***** DATA EXTRACT
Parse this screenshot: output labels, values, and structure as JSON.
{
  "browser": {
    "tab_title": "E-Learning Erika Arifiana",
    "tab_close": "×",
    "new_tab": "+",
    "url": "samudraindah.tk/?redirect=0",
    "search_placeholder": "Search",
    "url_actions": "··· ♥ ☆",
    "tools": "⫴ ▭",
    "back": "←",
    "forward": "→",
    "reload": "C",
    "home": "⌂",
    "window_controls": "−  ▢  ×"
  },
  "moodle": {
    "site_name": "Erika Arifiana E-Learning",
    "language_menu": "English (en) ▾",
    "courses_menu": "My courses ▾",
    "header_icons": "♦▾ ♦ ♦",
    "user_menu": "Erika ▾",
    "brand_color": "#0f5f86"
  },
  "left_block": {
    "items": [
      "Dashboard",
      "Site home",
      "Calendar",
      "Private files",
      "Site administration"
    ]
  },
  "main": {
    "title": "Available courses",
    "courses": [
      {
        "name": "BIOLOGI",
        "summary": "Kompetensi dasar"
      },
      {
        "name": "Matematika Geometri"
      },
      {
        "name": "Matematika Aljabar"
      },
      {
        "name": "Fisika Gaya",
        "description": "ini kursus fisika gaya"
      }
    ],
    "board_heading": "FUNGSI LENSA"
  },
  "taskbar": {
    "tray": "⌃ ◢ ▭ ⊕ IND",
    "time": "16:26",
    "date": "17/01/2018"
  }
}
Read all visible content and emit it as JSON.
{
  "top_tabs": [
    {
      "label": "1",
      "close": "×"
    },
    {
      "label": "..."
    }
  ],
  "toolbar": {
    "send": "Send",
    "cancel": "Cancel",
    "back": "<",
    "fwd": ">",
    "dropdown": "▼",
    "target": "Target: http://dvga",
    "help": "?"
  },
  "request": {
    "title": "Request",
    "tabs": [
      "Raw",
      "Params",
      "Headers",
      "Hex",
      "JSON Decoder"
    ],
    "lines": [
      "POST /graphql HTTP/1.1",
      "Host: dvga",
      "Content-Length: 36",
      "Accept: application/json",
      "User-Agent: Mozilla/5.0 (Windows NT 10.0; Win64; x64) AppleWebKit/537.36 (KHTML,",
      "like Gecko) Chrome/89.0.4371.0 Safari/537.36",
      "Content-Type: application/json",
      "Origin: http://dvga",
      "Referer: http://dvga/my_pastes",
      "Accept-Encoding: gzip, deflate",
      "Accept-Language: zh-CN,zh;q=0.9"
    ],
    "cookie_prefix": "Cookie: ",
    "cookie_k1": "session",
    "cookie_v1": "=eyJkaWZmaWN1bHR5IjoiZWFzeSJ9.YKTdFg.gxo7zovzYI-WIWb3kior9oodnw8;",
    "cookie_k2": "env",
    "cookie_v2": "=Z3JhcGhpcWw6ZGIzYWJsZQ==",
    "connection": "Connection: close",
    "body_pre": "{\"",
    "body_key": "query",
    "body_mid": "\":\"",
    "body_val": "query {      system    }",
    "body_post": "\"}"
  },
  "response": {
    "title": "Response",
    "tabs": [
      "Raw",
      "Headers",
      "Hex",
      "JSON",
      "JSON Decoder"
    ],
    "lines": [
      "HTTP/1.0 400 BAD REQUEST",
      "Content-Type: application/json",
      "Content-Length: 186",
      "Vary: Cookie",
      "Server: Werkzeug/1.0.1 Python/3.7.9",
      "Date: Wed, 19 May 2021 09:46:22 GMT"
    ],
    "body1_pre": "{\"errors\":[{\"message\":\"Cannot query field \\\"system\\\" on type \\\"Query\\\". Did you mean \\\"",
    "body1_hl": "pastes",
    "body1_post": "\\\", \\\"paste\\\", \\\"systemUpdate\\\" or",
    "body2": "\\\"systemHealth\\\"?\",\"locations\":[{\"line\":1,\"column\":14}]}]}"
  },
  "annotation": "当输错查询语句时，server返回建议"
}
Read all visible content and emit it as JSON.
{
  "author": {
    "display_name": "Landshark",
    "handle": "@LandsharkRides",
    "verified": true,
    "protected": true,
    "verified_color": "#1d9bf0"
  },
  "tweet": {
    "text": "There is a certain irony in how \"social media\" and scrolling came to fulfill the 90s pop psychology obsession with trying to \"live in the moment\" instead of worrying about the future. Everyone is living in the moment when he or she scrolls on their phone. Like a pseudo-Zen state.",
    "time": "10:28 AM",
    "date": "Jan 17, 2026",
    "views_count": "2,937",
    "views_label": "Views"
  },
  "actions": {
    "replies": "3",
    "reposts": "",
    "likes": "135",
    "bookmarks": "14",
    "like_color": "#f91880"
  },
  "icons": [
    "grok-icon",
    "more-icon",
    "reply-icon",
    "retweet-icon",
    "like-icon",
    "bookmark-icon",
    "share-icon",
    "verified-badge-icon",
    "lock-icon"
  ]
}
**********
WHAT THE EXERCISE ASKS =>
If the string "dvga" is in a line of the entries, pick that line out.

WRITTEN SOLUTION =>
    "target": "Target: http://dvga",
      "Host: dvga",
      "Origin: http://dvga",
      "Referer: http://dvga/my_pastes",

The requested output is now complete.